If you own an under-used bike or have toyed with getting back to bike riding again this is a good time to start. You will have low expectations for wowing other riders because your focus will be elsewhere. Just start slow and don’t be bullied into challenges you are not ready for. Every activity has its snobs, so don’t let irregular people persuade you to stay at home because they didn’t burn up the road when they started out either (they just prefer to forget that fact).

How do I start?

There is no one way to start. However, if you’re having trouble overcoming inertia here are some suggestions:

1. Make sure you have a well-fitted bike (does not mean most expensive) to improve your comfort and success.

2. Make sure the bike is in good working order to minimize your risk of injury or being stranded.

3. Invest in basic safety equipment like an ASTM or Snell-rated helmet, portable ID, good tires, reflectors, and a cell phone at least; a safety yellow vest or windbreaker is also good if you ride shared roadways.

4. Become familiar with the rules of the road or trail and etiquette so your movements are predictable to other users.

5. Learn some basic repairs if you do long rides away from town.

6. Set a modest schedule and benchmarks to measure your progress but the important thing is consistency.

Most important though is to know your own physical condition. If you haven’t gotten off the couch in a long time you would be wise to check with your physician to see if you’re up to biking or need pre-ride conditioning to start out successfully. Everyone needs to take into consideration their age and pre-existing conditions before starting any new physical activity and that includes biking.

Now, go out and have fun. Find some friends to ride with. But most of all prepare to be surprised by the new you who will emerge through regular biking.

2 comments:

Melissa Donovan said...

I love the idea of biking, especially when I see people riding around on those vintage-looking cruisers (I love the pink ones!). Unfortunately, I've never been very athletic, and biking has never interested me as an activity. I do dance, however, and I love yoga and walking on the treadmill, so at least those activities help me stay in shape. I like this post a lot, especially the part about going downhill without riding the brakes. Even though I don't bike, I get a good sense of that sensation!

Deb said...

@Melissa - I think it is really commendable that you recognize that you love the "idea" of biking. So many people invest in a big program of some sort only to discover they loved the idea but not actually doing the activity.
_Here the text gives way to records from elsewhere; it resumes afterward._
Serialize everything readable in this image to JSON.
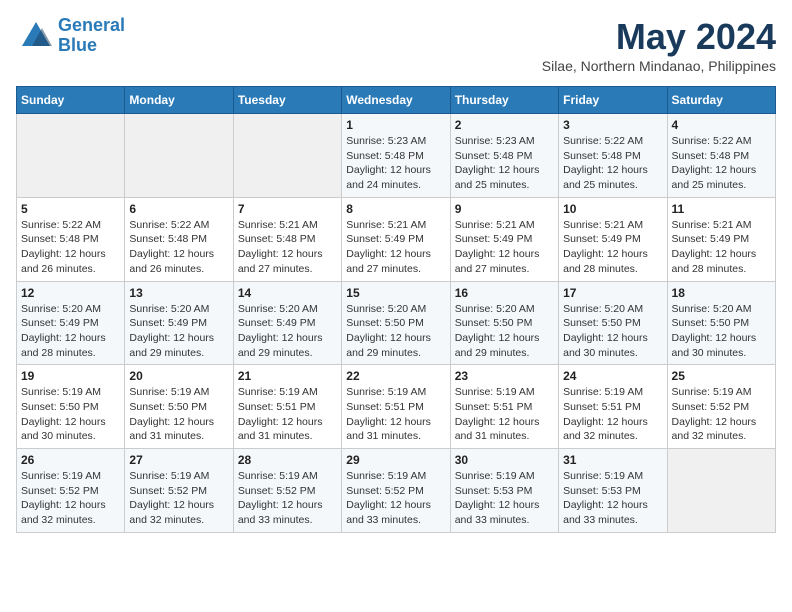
{
  "header": {
    "logo_line1": "General",
    "logo_line2": "Blue",
    "month": "May 2024",
    "location": "Silae, Northern Mindanao, Philippines"
  },
  "weekdays": [
    "Sunday",
    "Monday",
    "Tuesday",
    "Wednesday",
    "Thursday",
    "Friday",
    "Saturday"
  ],
  "weeks": [
    [
      {
        "day": "",
        "info": ""
      },
      {
        "day": "",
        "info": ""
      },
      {
        "day": "",
        "info": ""
      },
      {
        "day": "1",
        "info": "Sunrise: 5:23 AM\nSunset: 5:48 PM\nDaylight: 12 hours\nand 24 minutes."
      },
      {
        "day": "2",
        "info": "Sunrise: 5:23 AM\nSunset: 5:48 PM\nDaylight: 12 hours\nand 25 minutes."
      },
      {
        "day": "3",
        "info": "Sunrise: 5:22 AM\nSunset: 5:48 PM\nDaylight: 12 hours\nand 25 minutes."
      },
      {
        "day": "4",
        "info": "Sunrise: 5:22 AM\nSunset: 5:48 PM\nDaylight: 12 hours\nand 25 minutes."
      }
    ],
    [
      {
        "day": "5",
        "info": "Sunrise: 5:22 AM\nSunset: 5:48 PM\nDaylight: 12 hours\nand 26 minutes."
      },
      {
        "day": "6",
        "info": "Sunrise: 5:22 AM\nSunset: 5:48 PM\nDaylight: 12 hours\nand 26 minutes."
      },
      {
        "day": "7",
        "info": "Sunrise: 5:21 AM\nSunset: 5:48 PM\nDaylight: 12 hours\nand 27 minutes."
      },
      {
        "day": "8",
        "info": "Sunrise: 5:21 AM\nSunset: 5:49 PM\nDaylight: 12 hours\nand 27 minutes."
      },
      {
        "day": "9",
        "info": "Sunrise: 5:21 AM\nSunset: 5:49 PM\nDaylight: 12 hours\nand 27 minutes."
      },
      {
        "day": "10",
        "info": "Sunrise: 5:21 AM\nSunset: 5:49 PM\nDaylight: 12 hours\nand 28 minutes."
      },
      {
        "day": "11",
        "info": "Sunrise: 5:21 AM\nSunset: 5:49 PM\nDaylight: 12 hours\nand 28 minutes."
      }
    ],
    [
      {
        "day": "12",
        "info": "Sunrise: 5:20 AM\nSunset: 5:49 PM\nDaylight: 12 hours\nand 28 minutes."
      },
      {
        "day": "13",
        "info": "Sunrise: 5:20 AM\nSunset: 5:49 PM\nDaylight: 12 hours\nand 29 minutes."
      },
      {
        "day": "14",
        "info": "Sunrise: 5:20 AM\nSunset: 5:49 PM\nDaylight: 12 hours\nand 29 minutes."
      },
      {
        "day": "15",
        "info": "Sunrise: 5:20 AM\nSunset: 5:50 PM\nDaylight: 12 hours\nand 29 minutes."
      },
      {
        "day": "16",
        "info": "Sunrise: 5:20 AM\nSunset: 5:50 PM\nDaylight: 12 hours\nand 29 minutes."
      },
      {
        "day": "17",
        "info": "Sunrise: 5:20 AM\nSunset: 5:50 PM\nDaylight: 12 hours\nand 30 minutes."
      },
      {
        "day": "18",
        "info": "Sunrise: 5:20 AM\nSunset: 5:50 PM\nDaylight: 12 hours\nand 30 minutes."
      }
    ],
    [
      {
        "day": "19",
        "info": "Sunrise: 5:19 AM\nSunset: 5:50 PM\nDaylight: 12 hours\nand 30 minutes."
      },
      {
        "day": "20",
        "info": "Sunrise: 5:19 AM\nSunset: 5:50 PM\nDaylight: 12 hours\nand 31 minutes."
      },
      {
        "day": "21",
        "info": "Sunrise: 5:19 AM\nSunset: 5:51 PM\nDaylight: 12 hours\nand 31 minutes."
      },
      {
        "day": "22",
        "info": "Sunrise: 5:19 AM\nSunset: 5:51 PM\nDaylight: 12 hours\nand 31 minutes."
      },
      {
        "day": "23",
        "info": "Sunrise: 5:19 AM\nSunset: 5:51 PM\nDaylight: 12 hours\nand 31 minutes."
      },
      {
        "day": "24",
        "info": "Sunrise: 5:19 AM\nSunset: 5:51 PM\nDaylight: 12 hours\nand 32 minutes."
      },
      {
        "day": "25",
        "info": "Sunrise: 5:19 AM\nSunset: 5:52 PM\nDaylight: 12 hours\nand 32 minutes."
      }
    ],
    [
      {
        "day": "26",
        "info": "Sunrise: 5:19 AM\nSunset: 5:52 PM\nDaylight: 12 hours\nand 32 minutes."
      },
      {
        "day": "27",
        "info": "Sunrise: 5:19 AM\nSunset: 5:52 PM\nDaylight: 12 hours\nand 32 minutes."
      },
      {
        "day": "28",
        "info": "Sunrise: 5:19 AM\nSunset: 5:52 PM\nDaylight: 12 hours\nand 33 minutes."
      },
      {
        "day": "29",
        "info": "Sunrise: 5:19 AM\nSunset: 5:52 PM\nDaylight: 12 hours\nand 33 minutes."
      },
      {
        "day": "30",
        "info": "Sunrise: 5:19 AM\nSunset: 5:53 PM\nDaylight: 12 hours\nand 33 minutes."
      },
      {
        "day": "31",
        "info": "Sunrise: 5:19 AM\nSunset: 5:53 PM\nDaylight: 12 hours\nand 33 minutes."
      },
      {
        "day": "",
        "info": ""
      }
    ]
  ]
}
I love dancing too but there's a small problem; it takes a partner and I'm fresh out of that at the moment.

Just to clarify, I use brakes on hills for safety but I no longer crawl down them by the inch. Yes, seriously.